Looking back from the perspective of the 21st century it may seem a bit crazy. But perhaps a century from now people will look back in wonder at how quick we were to turn from science to rumors and wives tales in an effort to battle a pandemic.
During the Spanish Flu pandemic of 1918 a rumor about onions swept the country. And soon people were buying them in bushel baskets, slicing them, and then placing throughout the house as it was believed that the onions could “absorb” the virus and thus keep the family safe. The idea was even marketed as a display of patriotism.
Of course in the second decade of the 20th century misinformation, old wives tales, rumors and such didn’t spread quite as quickly. And it wasn’t as easy to give misinformation the façade of credibility. The social media network of the day consisted of hand crank telephones, the telegraph, the rural postman that traveled by horse, and newspapers.
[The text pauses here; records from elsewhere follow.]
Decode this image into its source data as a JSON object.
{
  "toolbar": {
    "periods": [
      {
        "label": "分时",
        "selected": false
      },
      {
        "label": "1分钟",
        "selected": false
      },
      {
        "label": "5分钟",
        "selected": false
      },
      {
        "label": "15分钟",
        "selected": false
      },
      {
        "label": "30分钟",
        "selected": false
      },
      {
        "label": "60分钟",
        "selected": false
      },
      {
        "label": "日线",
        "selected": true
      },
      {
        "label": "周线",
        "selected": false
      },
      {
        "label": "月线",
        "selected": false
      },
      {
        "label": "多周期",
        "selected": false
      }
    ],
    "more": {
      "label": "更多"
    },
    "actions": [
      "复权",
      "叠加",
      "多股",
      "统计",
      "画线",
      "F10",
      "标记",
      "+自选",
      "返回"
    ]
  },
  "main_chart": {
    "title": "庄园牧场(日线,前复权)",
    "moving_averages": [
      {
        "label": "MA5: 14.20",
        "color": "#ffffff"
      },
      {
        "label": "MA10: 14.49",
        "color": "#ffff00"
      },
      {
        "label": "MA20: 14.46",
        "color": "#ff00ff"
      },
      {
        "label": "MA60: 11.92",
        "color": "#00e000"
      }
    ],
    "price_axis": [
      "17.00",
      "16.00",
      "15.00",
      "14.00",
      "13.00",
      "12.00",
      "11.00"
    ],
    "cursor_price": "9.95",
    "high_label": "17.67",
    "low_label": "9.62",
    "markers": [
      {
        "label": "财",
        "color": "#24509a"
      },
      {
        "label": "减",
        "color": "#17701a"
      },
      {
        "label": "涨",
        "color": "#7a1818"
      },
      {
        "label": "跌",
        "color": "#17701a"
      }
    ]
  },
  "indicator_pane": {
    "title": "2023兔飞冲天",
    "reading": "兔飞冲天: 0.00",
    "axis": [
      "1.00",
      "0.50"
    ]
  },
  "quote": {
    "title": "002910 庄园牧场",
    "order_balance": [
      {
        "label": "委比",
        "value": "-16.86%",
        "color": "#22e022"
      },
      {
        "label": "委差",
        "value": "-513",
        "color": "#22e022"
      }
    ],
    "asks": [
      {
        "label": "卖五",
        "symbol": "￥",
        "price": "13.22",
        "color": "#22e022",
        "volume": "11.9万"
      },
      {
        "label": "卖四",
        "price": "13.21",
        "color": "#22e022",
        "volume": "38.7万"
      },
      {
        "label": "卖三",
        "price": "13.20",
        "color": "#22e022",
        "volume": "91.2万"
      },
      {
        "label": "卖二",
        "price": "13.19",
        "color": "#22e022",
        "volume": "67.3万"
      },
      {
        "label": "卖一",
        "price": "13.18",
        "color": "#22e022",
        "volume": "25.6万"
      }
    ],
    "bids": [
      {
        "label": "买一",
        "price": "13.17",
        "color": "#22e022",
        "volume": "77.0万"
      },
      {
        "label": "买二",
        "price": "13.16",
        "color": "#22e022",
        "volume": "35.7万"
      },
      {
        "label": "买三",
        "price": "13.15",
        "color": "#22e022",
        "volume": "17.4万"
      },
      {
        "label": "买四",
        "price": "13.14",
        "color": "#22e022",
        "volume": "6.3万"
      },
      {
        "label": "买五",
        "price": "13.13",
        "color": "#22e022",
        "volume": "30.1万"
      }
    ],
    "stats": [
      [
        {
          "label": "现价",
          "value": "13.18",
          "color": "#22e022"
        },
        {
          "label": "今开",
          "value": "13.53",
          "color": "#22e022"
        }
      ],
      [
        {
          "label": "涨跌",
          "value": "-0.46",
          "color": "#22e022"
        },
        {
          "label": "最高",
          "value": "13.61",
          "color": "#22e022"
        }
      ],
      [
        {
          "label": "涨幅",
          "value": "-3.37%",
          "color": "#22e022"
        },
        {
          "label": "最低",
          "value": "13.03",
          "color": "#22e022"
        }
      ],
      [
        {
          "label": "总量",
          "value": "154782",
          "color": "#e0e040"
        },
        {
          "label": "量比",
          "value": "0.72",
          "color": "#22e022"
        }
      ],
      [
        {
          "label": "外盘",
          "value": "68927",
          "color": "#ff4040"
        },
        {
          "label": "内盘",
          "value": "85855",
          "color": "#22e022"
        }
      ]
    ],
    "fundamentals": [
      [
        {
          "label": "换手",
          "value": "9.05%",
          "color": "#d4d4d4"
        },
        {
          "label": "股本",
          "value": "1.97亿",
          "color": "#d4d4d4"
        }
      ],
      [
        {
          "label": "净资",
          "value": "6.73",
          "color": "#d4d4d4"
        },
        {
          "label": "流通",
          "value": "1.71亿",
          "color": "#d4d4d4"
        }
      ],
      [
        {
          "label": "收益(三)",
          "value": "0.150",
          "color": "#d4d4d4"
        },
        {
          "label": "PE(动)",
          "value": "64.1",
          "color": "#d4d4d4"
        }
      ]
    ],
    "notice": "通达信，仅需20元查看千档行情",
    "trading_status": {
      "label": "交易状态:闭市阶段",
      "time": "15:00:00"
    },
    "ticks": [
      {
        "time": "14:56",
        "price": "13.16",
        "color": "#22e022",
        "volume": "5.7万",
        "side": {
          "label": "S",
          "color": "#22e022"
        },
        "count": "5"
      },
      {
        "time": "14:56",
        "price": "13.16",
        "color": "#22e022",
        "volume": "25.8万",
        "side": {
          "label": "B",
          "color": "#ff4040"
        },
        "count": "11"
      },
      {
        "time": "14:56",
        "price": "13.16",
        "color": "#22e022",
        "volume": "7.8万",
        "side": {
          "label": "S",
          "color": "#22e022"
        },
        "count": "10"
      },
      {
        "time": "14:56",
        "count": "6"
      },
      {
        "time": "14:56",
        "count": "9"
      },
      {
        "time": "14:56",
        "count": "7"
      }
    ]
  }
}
But before passing judgment we must understand that people were desperate. The horrors and brutality of World War I had claimed an estimated 16 million lives. But the influenza epidemic that began sweeping the world in 1918 left an estimated 50 million people. Countless others suffered debilitating health issues for the remainder of their life.
For some the tsunami of death was viewed as the the beginning of the end times. For those who survived relatively unscathed by the war and devastation of the viral plague, it was the end of the beginning, the dawn of a new era.
When the pandemic commenced medical science was firmly rooted in he research of the mid to late 19th century. And this was in spite of the fact that smallpox inoculations had become standard practice since the late 18th century.
The pandemic of 1918 ignited an unprecedented international outpouring of finances for medical research. In 1931, at Vanderbilt University, medical researchers discovered a process to grow the influenza virus in fertile chicken eggs. This was a major milestone as it meant that viruses for study no longer had to be harvested from infected people or animals.
The next stage in understanding the complexities of viral infection came when scientists identified two types of flu viruses, naming them A, capable of infecting both human and animals, and B that infected humans only. But most medical scientists were seeing this discovery as only a small step toward development of vaccines.
With the ability to identify viral characteristics researchers began working on vaccines in earnest. An initial setback in vaccine development was the discovery that immunity against one type of virus does not give immunity against the other or against mutated varieties. As a result the first successful influenza vaccine contained a mixture of dead virus, a precedent still followed today. In time this would allow for the faster development of more effective vaccines.
With concerns about another war in Europe growing by the day, in 1937 British researchers began inoculating soldiers with newly developed vaccines. And in the United States, a team of researchers led by Jonas Salk initiated mass vaccination of military personnel in 1944. Vaccination for civilians followed in 1945.
All of these discoveries and all of this research served as the foundation for the development of medical protocols and vaccines that in coming decades would almost eradicate the scourge of polio, measles and other infections that had plagued man since time immemorial.
Our understanding of genes, their chemical codes, and and how to correct them is also rooted in the post pandemic medical research.
The pandemic of 1918 was the end of medicines beginning chapter. But it remains a long journey to the possible beginning of the final chapter.